- Aaker, D. and Moorman, C. (2014). Strategic Market Management: A Global Perspective. 1st ed. Wiley-Blackwell
- Blythe, J. and Megicks, P. (2011). Marketing Planning. Financial Times/Prentice Hall – M.U.A
- Brownlie, D. (1996). Marketing audits and auditing: Diagnosis through intervention. Journal of Marketing Management, 12(1-3), pp.99-112.
- Carnell, S. (2018). Internal Analysis: Reviewing Marketing Strategy and Assets. [Lecture to Business Management and Marketing, Nottingham Trent University]. 5th November
- da Gama, A. (2012). Marketing audits: The forgotten side of management?. Journal of Targeting, Measurement and Analysis for Marketing, 20(3-4), pp.212-222
- Dobbs, M. (2012). Porter’s Five Forces in Practice: Templates for firm case analysis. Competition Forum 10(1), pp.22-33
- Doyle, P. and Stern, P. (2006). Marketing Management and Strategy. 4th ed. Pearson Education UK.
- Drummond G., Ensor, J. and Ashford, R. (2007). Strategic Marketing: Planning and Control. 3rd ed. Routledge
- Fahy, J. and Jobber, D. (2015) Foundations of Marketing. 5th ed. McGraw-Hill Education.
- Hooley, G., Nicoulaud, B., Piercy, N. and Rudd, J. (2016). Marketing Strategy and Competitive Positioning. 6th ed. Pearson Education
- Kling, N. (1985). The Marketing Audit: An Extension of the Marketing Control Process. Managerial Finance, 11(1), pp.23-26.
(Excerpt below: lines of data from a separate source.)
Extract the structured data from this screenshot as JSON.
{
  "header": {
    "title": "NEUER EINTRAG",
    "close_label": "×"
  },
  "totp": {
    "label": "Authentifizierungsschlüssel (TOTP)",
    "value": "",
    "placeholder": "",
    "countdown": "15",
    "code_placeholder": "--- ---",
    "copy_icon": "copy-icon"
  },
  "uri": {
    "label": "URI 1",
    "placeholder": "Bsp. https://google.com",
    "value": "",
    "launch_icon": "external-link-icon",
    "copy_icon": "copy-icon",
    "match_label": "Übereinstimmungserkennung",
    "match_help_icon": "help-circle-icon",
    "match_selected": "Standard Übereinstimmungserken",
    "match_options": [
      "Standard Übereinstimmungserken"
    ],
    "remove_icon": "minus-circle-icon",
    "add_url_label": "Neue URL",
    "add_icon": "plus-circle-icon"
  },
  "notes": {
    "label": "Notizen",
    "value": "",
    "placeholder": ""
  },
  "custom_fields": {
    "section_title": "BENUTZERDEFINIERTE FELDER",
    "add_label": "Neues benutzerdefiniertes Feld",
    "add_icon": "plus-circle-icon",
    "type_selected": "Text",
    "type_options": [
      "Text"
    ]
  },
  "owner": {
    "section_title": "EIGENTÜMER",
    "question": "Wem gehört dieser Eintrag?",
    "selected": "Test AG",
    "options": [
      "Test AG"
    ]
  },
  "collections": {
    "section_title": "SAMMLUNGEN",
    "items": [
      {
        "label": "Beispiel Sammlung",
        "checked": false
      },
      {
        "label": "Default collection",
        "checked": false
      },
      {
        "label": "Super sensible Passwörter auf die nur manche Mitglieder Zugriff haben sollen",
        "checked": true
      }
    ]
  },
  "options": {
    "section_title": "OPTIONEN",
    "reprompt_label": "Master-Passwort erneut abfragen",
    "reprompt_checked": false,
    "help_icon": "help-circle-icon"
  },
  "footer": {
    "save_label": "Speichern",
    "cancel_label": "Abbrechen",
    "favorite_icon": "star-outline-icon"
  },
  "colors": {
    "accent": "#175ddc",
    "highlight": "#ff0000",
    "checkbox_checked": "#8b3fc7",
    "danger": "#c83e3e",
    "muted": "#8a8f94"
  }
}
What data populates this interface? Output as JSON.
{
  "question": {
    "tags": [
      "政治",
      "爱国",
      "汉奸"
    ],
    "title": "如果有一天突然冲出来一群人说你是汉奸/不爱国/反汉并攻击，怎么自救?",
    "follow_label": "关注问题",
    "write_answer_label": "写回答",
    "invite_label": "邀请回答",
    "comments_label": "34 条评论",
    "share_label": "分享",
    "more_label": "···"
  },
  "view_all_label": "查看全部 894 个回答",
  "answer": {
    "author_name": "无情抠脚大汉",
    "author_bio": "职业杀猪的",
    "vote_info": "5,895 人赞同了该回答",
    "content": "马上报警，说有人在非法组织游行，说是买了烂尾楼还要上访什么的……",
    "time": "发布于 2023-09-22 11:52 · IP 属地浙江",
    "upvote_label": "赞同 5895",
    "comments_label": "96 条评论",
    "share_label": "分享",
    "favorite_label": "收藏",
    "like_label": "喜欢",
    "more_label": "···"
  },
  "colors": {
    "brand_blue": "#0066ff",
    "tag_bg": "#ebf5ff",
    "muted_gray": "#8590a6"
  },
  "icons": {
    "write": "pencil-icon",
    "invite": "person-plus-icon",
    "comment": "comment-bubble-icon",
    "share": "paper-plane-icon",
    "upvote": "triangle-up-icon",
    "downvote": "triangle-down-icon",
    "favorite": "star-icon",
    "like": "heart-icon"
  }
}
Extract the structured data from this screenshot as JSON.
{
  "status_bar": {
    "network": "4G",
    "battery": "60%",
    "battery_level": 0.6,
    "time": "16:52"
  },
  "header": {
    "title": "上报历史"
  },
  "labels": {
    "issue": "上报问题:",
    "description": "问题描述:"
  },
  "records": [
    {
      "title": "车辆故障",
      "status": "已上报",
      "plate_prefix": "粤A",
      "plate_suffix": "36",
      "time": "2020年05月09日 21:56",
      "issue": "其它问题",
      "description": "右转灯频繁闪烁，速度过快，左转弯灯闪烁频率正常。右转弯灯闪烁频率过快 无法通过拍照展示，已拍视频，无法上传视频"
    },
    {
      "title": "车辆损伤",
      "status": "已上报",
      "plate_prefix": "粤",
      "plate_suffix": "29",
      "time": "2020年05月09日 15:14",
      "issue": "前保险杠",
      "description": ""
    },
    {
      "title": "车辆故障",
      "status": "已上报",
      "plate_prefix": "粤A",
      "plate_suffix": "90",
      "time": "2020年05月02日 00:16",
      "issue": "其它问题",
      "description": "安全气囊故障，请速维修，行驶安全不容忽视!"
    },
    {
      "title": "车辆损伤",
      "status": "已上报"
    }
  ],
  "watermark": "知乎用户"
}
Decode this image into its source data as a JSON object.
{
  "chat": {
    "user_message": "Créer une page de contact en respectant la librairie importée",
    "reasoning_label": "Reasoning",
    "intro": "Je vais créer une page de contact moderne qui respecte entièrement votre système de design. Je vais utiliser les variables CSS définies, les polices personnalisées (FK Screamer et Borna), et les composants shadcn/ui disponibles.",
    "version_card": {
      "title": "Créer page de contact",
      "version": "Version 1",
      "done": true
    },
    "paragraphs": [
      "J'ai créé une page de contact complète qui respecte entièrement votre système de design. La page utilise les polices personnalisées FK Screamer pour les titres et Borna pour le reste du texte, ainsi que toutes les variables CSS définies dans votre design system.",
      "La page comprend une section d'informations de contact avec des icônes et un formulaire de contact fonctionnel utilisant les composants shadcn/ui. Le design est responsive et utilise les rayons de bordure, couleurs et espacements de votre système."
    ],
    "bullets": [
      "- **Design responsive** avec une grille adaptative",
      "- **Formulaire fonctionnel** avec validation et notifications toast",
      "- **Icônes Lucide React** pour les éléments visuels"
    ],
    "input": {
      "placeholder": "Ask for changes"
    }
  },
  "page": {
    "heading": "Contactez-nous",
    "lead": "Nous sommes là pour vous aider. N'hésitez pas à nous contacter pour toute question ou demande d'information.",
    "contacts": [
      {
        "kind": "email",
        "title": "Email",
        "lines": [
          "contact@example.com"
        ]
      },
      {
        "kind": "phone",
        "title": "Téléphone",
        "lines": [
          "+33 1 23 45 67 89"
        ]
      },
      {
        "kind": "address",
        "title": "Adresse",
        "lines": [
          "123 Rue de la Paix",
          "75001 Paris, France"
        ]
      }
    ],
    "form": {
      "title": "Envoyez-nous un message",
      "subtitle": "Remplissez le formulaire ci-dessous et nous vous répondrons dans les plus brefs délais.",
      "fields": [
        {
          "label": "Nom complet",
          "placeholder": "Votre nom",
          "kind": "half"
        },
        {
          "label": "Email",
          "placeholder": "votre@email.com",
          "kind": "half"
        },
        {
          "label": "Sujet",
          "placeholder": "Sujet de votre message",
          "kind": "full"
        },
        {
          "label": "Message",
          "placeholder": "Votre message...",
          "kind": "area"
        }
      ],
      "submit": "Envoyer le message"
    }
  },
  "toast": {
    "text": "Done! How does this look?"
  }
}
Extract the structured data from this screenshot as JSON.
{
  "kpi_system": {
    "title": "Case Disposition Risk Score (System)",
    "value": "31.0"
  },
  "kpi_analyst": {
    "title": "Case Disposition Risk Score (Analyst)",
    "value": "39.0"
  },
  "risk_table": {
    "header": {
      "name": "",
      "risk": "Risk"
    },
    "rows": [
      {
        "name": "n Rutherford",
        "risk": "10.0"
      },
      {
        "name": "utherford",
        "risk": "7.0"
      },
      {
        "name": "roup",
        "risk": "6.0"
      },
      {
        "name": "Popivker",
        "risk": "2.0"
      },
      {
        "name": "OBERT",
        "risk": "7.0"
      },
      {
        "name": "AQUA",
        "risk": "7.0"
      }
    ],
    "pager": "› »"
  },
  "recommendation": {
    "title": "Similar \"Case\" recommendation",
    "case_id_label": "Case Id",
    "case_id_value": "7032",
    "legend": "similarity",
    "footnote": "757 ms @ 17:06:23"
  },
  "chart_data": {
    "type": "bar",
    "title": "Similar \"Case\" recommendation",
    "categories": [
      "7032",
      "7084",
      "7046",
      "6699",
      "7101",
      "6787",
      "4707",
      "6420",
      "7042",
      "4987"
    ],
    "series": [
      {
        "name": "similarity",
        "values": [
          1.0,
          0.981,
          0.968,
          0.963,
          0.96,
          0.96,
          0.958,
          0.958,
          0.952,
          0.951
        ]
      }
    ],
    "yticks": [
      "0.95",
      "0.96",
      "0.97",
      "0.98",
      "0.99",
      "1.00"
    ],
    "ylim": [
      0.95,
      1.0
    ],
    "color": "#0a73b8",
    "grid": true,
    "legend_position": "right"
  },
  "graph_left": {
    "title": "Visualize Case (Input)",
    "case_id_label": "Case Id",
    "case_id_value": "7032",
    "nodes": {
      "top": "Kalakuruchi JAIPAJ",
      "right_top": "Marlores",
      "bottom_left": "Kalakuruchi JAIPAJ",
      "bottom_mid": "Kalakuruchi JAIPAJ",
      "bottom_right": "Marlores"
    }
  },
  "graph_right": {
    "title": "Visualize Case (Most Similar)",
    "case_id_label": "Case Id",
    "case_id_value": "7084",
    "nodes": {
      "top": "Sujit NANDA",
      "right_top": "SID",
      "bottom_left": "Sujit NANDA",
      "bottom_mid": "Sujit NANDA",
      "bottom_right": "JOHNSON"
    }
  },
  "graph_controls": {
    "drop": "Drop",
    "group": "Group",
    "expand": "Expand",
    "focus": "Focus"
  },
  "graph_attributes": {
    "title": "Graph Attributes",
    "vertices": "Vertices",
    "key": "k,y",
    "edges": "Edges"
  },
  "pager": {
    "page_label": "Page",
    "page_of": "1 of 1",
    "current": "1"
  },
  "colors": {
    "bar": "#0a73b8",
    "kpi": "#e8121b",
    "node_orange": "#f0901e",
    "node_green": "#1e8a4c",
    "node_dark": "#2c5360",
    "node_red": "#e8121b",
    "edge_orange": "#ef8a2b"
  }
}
- Kotler, P. and Armstrong, G. (2015). Principles of Marketing. 16th ed.
- Kotler, P. Gregor, W., and Rodgers, W. H. (1989). The Marketing Audit Comes of Age. Sloan Management Review, 30(2), 49-62.
- Makepeace, D. (2012). CIM 2 Assessing the Marketing Environment. London: BPP Learning Media.
- McDonald, M. and Wilson, H. (2016). Marketing Plans. 8th ed. Wiley-Blackwell
- Michael, P. (2008) The Five Competitive Forces That Shape Strategy. Havard Business Review. pp78-93
- Mooradian, T., Matzler, K. and Ring, L. (2013). Strategic Marketing. Pearson Education.
If you need assistance with writing your essay, our professional essay writing service is here to help!Find out more
Cite This Work
To export a reference to this article please select a referencing style below:
Related ServicesView all
DMCA / Removal Request
If you are the original writer of this essay and no longer wish to have the essay published on the UK Essays website then please: